My Chemical Romance frontman Gerard Way recently took part in Sound Mind Live — a charity livestream for mental health awareness in the music industry. 

The online event enlisted the help of musicians, music fans and organizations “in solidarity to promote community support around mental health issues and raise awareness for critical mental health resources during this time of need”.

Sound Mind Live saw Gerard Way sit down with Julien Baker and DeathByRomy for a candid conversation on “mental health, isolation and the healing power of creativity and connection” with Dr. Mike Friedman.

During the discussion, Gerard Way opened up on his personal experience with both talk therapy and art therapy, musing that he is “a big believer” in the former.

“I’ve been in talk therapy for probably – at this point, it’s probably eight years,” Way explains. “All through my life, probably about when I got into my twenties, that’s when I started seeing a therapist because I had hit a point where I realized, ‘alright something’s not right, you know?’ This depression, this not getting out of bed, this not participating in life. There’s gotta be kind of something to this.”

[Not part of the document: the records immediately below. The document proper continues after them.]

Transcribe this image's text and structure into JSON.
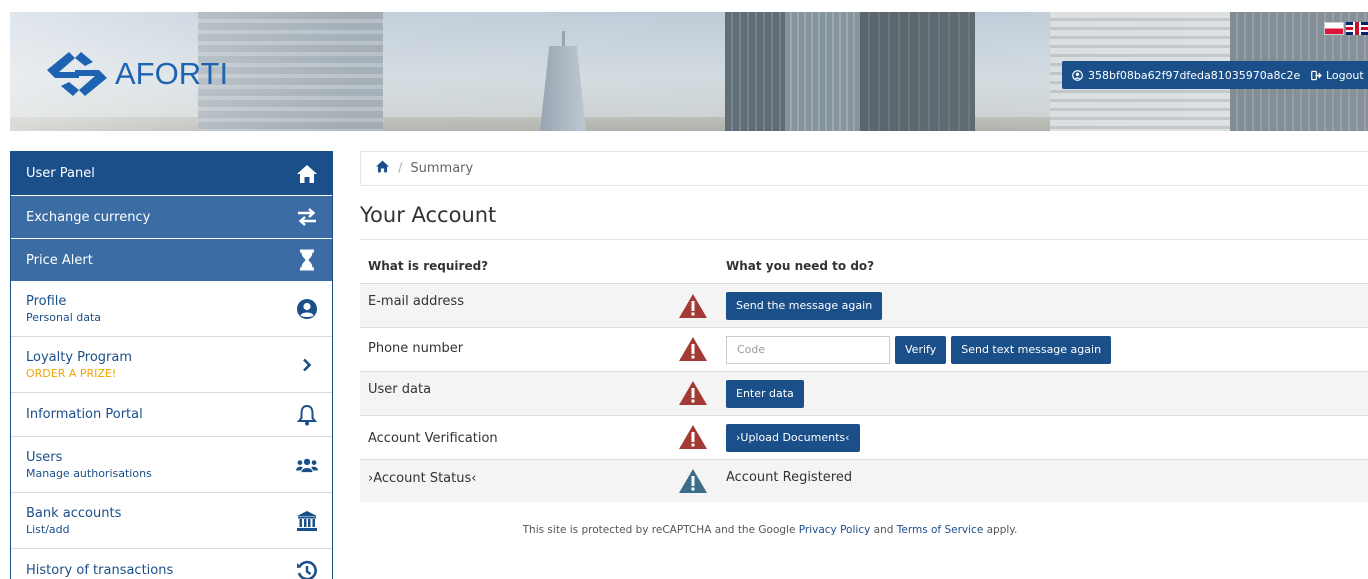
{
  "header": {
    "logo_text": "AFORTI",
    "user_id": "358bf08ba62f97dfeda81035970a8c2e",
    "logout_label": "Logout",
    "languages": [
      "pl",
      "en"
    ],
    "brand_color": "#1d63b1"
  },
  "sidebar": {
    "items": [
      {
        "label": "User Panel",
        "sub": "",
        "icon": "home-icon"
      },
      {
        "label": "Exchange currency",
        "sub": "",
        "icon": "exchange-arrows-icon"
      },
      {
        "label": "Price Alert",
        "sub": "",
        "icon": "hourglass-icon"
      },
      {
        "label": "Profile",
        "sub": "Personal data",
        "icon": "user-circle-icon"
      },
      {
        "label": "Loyalty Program",
        "sub": "ORDER A PRIZE!",
        "icon": "chevron-right-icon"
      },
      {
        "label": "Information Portal",
        "sub": "",
        "icon": "bell-icon"
      },
      {
        "label": "Users",
        "sub": "Manage authorisations",
        "icon": "users-icon"
      },
      {
        "label": "Bank accounts",
        "sub": "List/add",
        "icon": "bank-icon"
      },
      {
        "label": "History of transactions",
        "sub": "",
        "icon": "history-icon"
      }
    ],
    "active_color": "#1b4f8a",
    "secondary_color": "#3b6ca4",
    "promo_color": "#f0a500"
  },
  "breadcrumb": {
    "current": "Summary"
  },
  "main": {
    "title": "Your Account",
    "table": {
      "col_required": "What is required?",
      "col_todo": "What you need to do?",
      "rows": [
        {
          "required": "E-mail address",
          "status": "warning",
          "button": "Send the message again"
        },
        {
          "required": "Phone number",
          "status": "warning",
          "placeholder": "Code",
          "verify": "Verify",
          "button": "Send text message again"
        },
        {
          "required": "User data",
          "status": "warning",
          "button": "Enter data"
        },
        {
          "required": "Account Verification",
          "status": "warning",
          "button": "›Upload Documents‹"
        },
        {
          "required": "›Account Status‹",
          "status": "info",
          "text": "Account Registered"
        }
      ],
      "warning_color": "#a33a35",
      "info_color": "#3e6d89"
    }
  },
  "footer": {
    "before": "This site is protected by reCAPTCHA and the Google ",
    "privacy": "Privacy Policy",
    "and": " and ",
    "terms": "Terms of Service",
    "after": " apply."
  }
}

He continued, “I started therapy way back then and the band kind of took off and got super busy. So there were lots of years of no therapy, probably when I needed them the most during this kind of a whirlwind.

“It wasn’t until towards the end of the band that I just needed it, I needed therapy. I had so much to process, so much to work through and so much to discover. I had so much to take ownership of, there were just so many things I had to do so I’ve been working very hard at therapy.”

Way went on to reveal that he found it difficult to grapple with fame, and that the was only able to process the achievements of My Chemical Romance retrospectively.

“I found fame to be extremely traumatic,” he says. “I found the entire experience of being in My Chemical Romance and it kind of exploding into this thing of bigness in a way that it was never intended, I needed the last seven or eight years to process that experience. It did everything from me not wanting to be around people to making me not want to be in the outside world very much. It ended up with me just isolating.”

Way went on to muse on the dangerous, destructive trappings artists can find themselves in when using art as a therapeutic outlet.

“In terms of creativity, I feel like I do it when I need it,” Way explained.. “Art started as therapy for me: especially the band, for me, was art therapy.

“What happens is, you hit a point early on where you start to realise that by going to that dark place you end up with some of your most powerful material,” he added.

“But I think one of the dangerous things for artists is getting caught in this trap of needing to be upset, miserable and depressed in order to create art. It took me a really long time to both realise that I didn’t need all of that to create art and that I would enjoy the things that I made that more when I was stable.”

You can stream the entire panel below.